Emerging markets present both an enormous industry challenge and an industry opportunity.
Transition finance will be critical to reaching net zero, and investment can be applied to transform energy production, infrastructure, efficiency, transport and several of the world’s highest-emitting industries.
According to the report, only 16 per cent of asset owners surveyed are invested in emerging market transition finance, and those asset owners appear to have high conviction about the strategy.
While expanding transition finance in emerging markets is a moderate or high priority for 86 per cent of those who have adopted the approach, 53 per cent of respondents say their fund is concerned about the risk-return profiles available in the universe of emerging market transition-finance assets.

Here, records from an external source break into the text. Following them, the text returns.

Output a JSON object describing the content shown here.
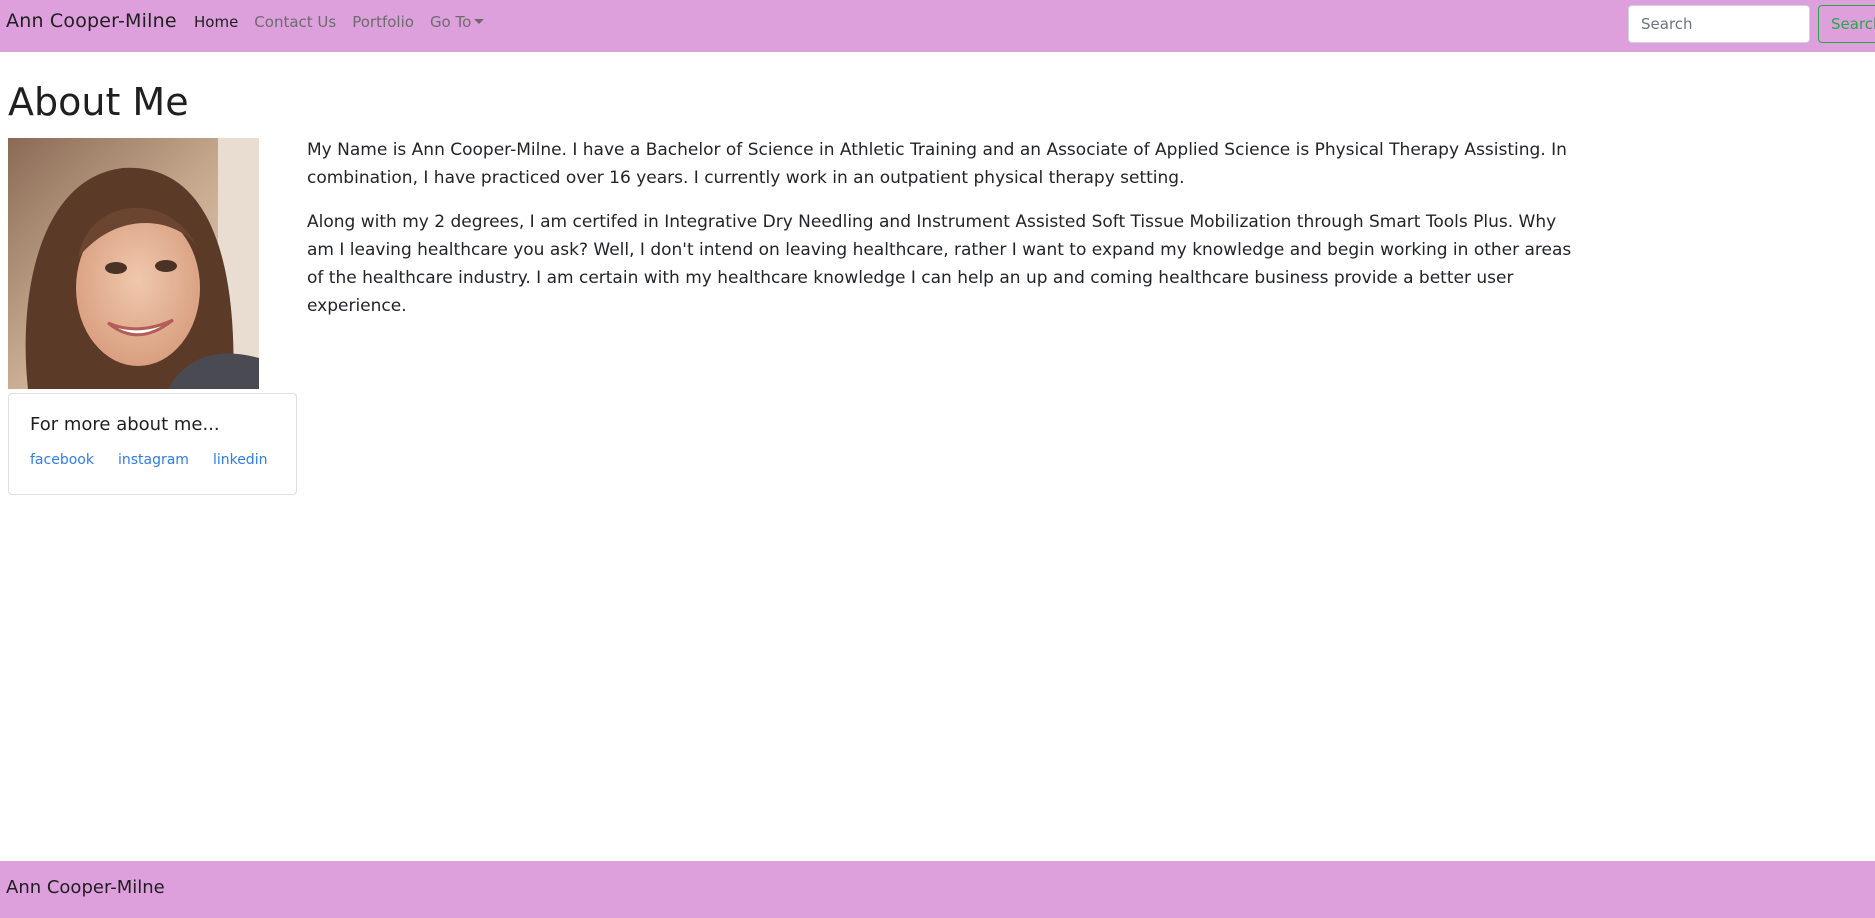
{
  "navbar": {
    "brand": "Ann Cooper-Milne",
    "links": [
      {
        "label": "Home"
      },
      {
        "label": "Contact Us"
      },
      {
        "label": "Portfolio"
      },
      {
        "label": "Go To"
      }
    ],
    "search_placeholder": "Search",
    "search_button": "Search",
    "background_color": "#dda0dd"
  },
  "main": {
    "title": "About Me",
    "bio_paragraphs": [
      "My Name is Ann Cooper-Milne. I have a Bachelor of Science in Athletic Training and an Associate of Applied Science is Physical Therapy Assisting. In combination, I have practiced over 16 years. I currently work in an outpatient physical therapy setting.",
      "Along with my 2 degrees, I am certifed in Integrative Dry Needling and Instrument Assisted Soft Tissue Mobilization through Smart Tools Plus. Why am I leaving healthcare you ask? Well, I don't intend on leaving healthcare, rather I want to expand my knowledge and begin working in other areas of the healthcare industry. I am certain with my healthcare knowledge I can help an up and coming healthcare business provide a better user experience."
    ],
    "social_card": {
      "title": "For more about me...",
      "links": [
        {
          "label": "facebook"
        },
        {
          "label": "instagram"
        },
        {
          "label": "linkedin"
        }
      ],
      "link_color": "#2f7de6"
    }
  },
  "footer": {
    "text": "Ann Cooper-Milne"
  }
}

Forty-one per cent of asset owners say their fund is seeking to invest in high emitters in emerging markets with measurable, science-based decarbonisation plans.
For Moola, now is not the time for rich countries, their investors, asset owners and institutions to abandon the hopes of emerging markets.
“If an effective ‘buy developed, sell developing’ takes hold,” she says, “emerging markets may be starved of investment capital at the very time they need it to finance their energy transitions.”
Moola urges investors to focus on long-term transition plans consistent with net zero by 2050 for companies and countries, not near-term portfolio emission reductions.
“Asset owners that take a divestment approach to achieve net-zero targets are letting go of some of the most powerful levers in the fight against climate change, as well as return opportunities,” she continues.
“They have the ability to use their capital and influence to catalyse and enable transitions to low-carbon alternatives and move closer to the Paris Agreement targets — a path that can often overlap with the path to long-term growth and responsible risk management.”
Climate won’t wait
Time is of the essence in the fight against climate change.
Yet despite this timely agenda, the report found that 56 per cent of asset owners believe that without greater investment in transition-finance assets, the world will not be able to meet the Paris Agreement climate-change goals.
To meet international, national and organisational climate targets, Hendrik du Toit, the founder and CEO of Ninety One, explains why energy needs to be decarbonised, myriad industrial processes must be replaced with clean alternatives, and why infrastructure must be transformed.
“Transition finance is the legitimate and effective alternative that enables the move from brown to green while meeting standard risk-and-return objectives,” explains du Toit.
“Financing even heavy emitters, as long as they are on a verifiable path to net zero and promising attractive risk-adjusted returns, will reap benefits for investors as well as the planet.
“We must mobilise transition finance alongside green investment. By allocating finance to transition, asset owners can profitably participate in the world’s adaptation to net zero and help mitigate climate change.
“Transition finance is not in conflict with the fiduciary duty of asset owners. It is an attractive return opportunity which at the macro level mitigates the biggest systemic risk of our time.”